Sample Population—Chondrocytes from articular cartilage of 4- and 6 -month old dogs and 2- to 4- year-old horses.

Procedure—Chondrocytes were cultivated with 10, 40, 80, and 160 μg of CFX/ml, 10, 50, 100, and 150 μg of ENR/ml, or in Mg2+-free medium. A live-to-dead test was performed to test cytotoxic effects. Morphologic changes were evaluated by electron microscopy. An attachment assay was used to test the ability of chondrocytes to adhere to collagen type- II coated-chamber slides in the presence of CFX and with Mg2+-free medium.

Results—Chondrocytes cultivated in quinolone-supplemented medium or Mg2+-free medium had a decreased ability to adhere to culture dishes.
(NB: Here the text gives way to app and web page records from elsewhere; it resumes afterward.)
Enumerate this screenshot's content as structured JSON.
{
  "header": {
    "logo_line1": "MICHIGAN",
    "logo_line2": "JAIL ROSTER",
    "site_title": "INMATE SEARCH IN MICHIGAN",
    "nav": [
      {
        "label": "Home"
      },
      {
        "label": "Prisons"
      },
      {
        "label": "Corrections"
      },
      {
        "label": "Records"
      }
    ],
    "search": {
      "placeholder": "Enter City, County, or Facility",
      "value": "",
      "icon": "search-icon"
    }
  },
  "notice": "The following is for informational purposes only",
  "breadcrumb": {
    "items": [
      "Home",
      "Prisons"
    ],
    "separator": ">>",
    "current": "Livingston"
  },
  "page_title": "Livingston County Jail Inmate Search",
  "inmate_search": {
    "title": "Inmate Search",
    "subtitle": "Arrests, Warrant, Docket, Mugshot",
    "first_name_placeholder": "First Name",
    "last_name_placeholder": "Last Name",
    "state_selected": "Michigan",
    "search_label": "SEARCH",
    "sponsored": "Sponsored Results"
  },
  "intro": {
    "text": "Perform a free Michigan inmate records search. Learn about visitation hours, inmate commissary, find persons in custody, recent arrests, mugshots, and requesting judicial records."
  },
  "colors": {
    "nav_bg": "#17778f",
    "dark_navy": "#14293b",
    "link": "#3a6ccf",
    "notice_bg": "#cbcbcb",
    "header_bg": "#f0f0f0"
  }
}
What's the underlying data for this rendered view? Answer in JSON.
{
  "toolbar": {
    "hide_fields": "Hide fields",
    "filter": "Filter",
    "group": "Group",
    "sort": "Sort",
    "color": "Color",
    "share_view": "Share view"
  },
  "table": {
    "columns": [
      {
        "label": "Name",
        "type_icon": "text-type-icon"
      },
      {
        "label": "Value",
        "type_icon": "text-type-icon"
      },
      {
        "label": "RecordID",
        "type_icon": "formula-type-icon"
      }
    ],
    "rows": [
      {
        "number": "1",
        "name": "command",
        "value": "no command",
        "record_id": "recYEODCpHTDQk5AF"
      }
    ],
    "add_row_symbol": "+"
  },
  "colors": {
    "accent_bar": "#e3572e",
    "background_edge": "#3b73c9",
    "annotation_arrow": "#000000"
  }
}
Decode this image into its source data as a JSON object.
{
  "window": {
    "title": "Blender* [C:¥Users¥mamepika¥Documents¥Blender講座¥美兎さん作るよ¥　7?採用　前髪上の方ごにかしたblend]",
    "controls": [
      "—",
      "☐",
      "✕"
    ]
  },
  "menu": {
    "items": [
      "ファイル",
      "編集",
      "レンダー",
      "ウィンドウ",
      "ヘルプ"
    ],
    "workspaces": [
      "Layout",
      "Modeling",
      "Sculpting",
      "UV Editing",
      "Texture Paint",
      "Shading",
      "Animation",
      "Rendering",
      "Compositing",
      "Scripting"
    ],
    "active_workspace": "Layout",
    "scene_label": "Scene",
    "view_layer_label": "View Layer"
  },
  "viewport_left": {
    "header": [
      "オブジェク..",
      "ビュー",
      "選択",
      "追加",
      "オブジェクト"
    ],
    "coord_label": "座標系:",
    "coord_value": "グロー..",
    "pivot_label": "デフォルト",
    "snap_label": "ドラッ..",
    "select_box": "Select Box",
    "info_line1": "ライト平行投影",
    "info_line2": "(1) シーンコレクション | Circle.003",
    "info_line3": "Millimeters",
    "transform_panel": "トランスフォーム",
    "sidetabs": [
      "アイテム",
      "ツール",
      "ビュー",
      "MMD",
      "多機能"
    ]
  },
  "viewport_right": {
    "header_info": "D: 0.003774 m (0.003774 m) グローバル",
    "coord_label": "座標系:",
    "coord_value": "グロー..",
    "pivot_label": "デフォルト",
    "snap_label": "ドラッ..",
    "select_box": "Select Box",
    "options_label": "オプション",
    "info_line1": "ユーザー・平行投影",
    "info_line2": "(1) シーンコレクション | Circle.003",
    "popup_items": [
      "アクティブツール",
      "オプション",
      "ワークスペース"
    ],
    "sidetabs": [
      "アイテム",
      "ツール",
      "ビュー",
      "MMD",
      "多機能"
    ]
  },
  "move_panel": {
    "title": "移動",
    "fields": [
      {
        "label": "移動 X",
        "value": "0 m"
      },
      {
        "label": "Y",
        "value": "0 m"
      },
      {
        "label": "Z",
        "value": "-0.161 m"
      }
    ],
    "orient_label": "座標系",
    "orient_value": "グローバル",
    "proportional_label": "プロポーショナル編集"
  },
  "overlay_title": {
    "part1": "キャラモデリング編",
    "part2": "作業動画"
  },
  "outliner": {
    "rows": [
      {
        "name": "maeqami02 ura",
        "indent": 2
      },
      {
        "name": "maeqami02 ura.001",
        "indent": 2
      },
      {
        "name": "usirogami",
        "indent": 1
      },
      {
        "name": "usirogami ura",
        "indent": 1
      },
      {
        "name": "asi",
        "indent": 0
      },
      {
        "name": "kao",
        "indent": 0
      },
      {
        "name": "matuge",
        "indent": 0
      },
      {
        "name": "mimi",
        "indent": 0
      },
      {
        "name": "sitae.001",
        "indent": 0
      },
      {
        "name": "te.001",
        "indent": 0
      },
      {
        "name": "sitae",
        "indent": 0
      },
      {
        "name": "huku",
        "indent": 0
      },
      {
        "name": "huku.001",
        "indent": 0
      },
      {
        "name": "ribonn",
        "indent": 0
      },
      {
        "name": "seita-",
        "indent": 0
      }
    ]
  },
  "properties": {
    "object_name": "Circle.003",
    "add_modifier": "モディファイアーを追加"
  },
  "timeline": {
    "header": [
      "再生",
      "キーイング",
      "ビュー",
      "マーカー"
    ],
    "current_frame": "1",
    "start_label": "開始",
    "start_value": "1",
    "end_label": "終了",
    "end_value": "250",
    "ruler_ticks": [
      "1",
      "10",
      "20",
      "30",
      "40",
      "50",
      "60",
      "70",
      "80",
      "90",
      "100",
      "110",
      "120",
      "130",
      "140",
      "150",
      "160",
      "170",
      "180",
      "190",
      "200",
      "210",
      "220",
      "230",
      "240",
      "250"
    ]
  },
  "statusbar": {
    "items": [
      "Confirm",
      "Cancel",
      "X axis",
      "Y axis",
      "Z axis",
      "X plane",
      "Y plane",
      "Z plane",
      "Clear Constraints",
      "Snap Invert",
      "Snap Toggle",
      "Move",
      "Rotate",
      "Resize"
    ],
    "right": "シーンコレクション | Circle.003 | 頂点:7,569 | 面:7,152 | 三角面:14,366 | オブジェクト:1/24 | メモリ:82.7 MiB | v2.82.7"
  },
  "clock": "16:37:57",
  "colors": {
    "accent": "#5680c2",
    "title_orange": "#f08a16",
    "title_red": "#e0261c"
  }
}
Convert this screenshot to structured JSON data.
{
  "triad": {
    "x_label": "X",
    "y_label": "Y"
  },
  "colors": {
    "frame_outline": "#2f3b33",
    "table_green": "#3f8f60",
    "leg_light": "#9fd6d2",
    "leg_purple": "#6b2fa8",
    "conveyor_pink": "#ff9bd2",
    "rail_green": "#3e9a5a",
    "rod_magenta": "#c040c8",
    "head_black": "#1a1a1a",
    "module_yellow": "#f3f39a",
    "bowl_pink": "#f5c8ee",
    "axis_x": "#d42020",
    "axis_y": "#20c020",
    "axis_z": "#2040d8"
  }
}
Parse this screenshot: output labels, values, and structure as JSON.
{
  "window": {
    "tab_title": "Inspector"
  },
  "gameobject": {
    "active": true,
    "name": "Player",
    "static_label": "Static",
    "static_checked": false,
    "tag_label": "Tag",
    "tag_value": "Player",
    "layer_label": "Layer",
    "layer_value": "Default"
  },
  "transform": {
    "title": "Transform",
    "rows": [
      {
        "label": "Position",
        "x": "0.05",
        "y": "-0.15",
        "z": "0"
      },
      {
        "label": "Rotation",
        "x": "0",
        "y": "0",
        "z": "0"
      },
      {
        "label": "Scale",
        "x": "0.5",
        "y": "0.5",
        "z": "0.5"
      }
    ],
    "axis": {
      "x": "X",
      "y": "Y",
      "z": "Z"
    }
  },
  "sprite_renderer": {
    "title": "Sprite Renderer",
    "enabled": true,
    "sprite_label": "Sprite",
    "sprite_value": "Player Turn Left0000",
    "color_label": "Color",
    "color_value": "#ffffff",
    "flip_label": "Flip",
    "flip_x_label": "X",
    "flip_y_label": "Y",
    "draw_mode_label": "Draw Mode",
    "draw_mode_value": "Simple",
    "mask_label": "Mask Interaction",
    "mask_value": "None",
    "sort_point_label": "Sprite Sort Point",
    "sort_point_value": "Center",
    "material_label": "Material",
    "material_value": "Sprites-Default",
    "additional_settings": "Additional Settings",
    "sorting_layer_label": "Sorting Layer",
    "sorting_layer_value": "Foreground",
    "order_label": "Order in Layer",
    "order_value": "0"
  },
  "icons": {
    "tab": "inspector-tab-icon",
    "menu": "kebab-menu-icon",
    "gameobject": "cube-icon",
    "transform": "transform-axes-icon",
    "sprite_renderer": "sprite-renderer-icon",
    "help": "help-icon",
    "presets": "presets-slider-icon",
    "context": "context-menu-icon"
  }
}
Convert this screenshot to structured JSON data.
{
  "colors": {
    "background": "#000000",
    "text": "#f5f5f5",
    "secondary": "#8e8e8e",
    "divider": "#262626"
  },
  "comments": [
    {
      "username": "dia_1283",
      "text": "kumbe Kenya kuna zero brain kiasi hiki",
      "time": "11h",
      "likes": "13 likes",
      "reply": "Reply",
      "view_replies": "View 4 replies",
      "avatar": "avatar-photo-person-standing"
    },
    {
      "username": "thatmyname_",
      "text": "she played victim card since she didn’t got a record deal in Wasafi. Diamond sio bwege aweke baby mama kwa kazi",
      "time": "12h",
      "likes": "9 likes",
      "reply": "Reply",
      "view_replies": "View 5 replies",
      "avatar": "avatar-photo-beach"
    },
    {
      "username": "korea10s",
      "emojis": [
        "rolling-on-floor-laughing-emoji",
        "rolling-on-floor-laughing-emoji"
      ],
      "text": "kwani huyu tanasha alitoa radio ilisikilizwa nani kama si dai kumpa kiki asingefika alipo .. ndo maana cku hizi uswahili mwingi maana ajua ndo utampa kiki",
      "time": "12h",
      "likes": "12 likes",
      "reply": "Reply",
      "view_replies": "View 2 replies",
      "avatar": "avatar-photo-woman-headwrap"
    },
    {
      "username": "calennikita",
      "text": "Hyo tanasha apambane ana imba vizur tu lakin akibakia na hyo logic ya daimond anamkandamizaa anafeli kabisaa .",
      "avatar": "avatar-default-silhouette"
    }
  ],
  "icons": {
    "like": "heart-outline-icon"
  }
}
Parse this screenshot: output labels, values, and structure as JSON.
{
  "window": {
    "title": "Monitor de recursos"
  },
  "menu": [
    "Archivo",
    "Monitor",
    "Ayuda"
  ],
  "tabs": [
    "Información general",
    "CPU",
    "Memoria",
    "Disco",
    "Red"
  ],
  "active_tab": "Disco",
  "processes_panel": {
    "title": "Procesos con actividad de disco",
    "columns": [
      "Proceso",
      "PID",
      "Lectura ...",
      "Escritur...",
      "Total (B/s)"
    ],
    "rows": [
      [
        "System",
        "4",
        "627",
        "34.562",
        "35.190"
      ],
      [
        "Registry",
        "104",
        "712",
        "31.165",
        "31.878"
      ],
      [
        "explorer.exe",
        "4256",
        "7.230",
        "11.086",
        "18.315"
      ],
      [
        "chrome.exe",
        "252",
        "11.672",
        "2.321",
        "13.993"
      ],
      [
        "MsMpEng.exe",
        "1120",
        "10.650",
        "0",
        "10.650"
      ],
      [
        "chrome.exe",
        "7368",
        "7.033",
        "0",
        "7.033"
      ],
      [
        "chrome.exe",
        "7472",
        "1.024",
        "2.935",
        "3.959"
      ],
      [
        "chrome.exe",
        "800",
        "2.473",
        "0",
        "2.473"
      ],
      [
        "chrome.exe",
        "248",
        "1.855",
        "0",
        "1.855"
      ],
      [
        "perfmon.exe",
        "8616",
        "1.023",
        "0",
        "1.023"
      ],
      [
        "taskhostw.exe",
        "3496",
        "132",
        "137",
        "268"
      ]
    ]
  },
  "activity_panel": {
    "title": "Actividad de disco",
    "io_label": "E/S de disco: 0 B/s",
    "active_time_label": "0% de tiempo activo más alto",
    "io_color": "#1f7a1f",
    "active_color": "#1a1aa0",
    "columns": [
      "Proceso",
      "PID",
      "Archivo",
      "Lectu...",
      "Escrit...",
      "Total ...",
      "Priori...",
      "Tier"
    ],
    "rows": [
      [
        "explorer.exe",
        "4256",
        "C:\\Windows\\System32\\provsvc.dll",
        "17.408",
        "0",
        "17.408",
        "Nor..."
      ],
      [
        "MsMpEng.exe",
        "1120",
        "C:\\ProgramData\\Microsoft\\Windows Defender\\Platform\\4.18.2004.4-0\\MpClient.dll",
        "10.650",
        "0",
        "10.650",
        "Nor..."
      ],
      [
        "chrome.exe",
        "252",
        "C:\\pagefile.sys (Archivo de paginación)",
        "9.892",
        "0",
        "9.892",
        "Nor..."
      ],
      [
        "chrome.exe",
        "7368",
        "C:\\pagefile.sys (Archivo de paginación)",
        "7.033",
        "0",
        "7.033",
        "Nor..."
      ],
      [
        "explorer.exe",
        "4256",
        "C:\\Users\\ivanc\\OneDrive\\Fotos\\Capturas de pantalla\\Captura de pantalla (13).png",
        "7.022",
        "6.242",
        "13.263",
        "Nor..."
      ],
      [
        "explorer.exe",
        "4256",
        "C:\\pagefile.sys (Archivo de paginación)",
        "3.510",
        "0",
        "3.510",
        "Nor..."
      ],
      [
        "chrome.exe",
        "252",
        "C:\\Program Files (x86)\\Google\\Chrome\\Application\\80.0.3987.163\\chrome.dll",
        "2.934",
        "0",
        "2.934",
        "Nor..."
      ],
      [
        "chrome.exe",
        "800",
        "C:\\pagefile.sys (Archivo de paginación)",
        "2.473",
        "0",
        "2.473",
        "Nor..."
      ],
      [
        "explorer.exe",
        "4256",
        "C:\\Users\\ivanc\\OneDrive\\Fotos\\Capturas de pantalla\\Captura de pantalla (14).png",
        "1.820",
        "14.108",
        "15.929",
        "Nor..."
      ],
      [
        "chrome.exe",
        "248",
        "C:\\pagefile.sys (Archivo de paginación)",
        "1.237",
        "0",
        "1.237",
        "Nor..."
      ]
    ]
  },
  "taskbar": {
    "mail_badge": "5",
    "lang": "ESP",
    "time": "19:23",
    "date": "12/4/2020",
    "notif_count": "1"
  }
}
Cell shape and the actin and vimentin cytoskeleton changed in a concentration-dependent manner. These effects were not species-specific and developed with both quinolones. On day 1 of culture, adhesion of chondrocytes to collagen type II was reduced to 70 and 45% of control values in the CFX treatment and Mg2+-free treatment groups, respectively. On day 5 of culture, adhesion of chondrocytes was reduced to 45 and 40% of control values in the CFX treatment and Mg2+-free treatment groups, respectively.

Conclusion and Clinical Relevance—In vitro, chondrotoxic effects of quinolones appear to be the result of irregular integrin signaling and subsequent cellular changes. Drug concentrations leading to morphologic changes in vitro may be achieved in articular cartilage in vivo. (Am J Vet Res 2001;62:704–708)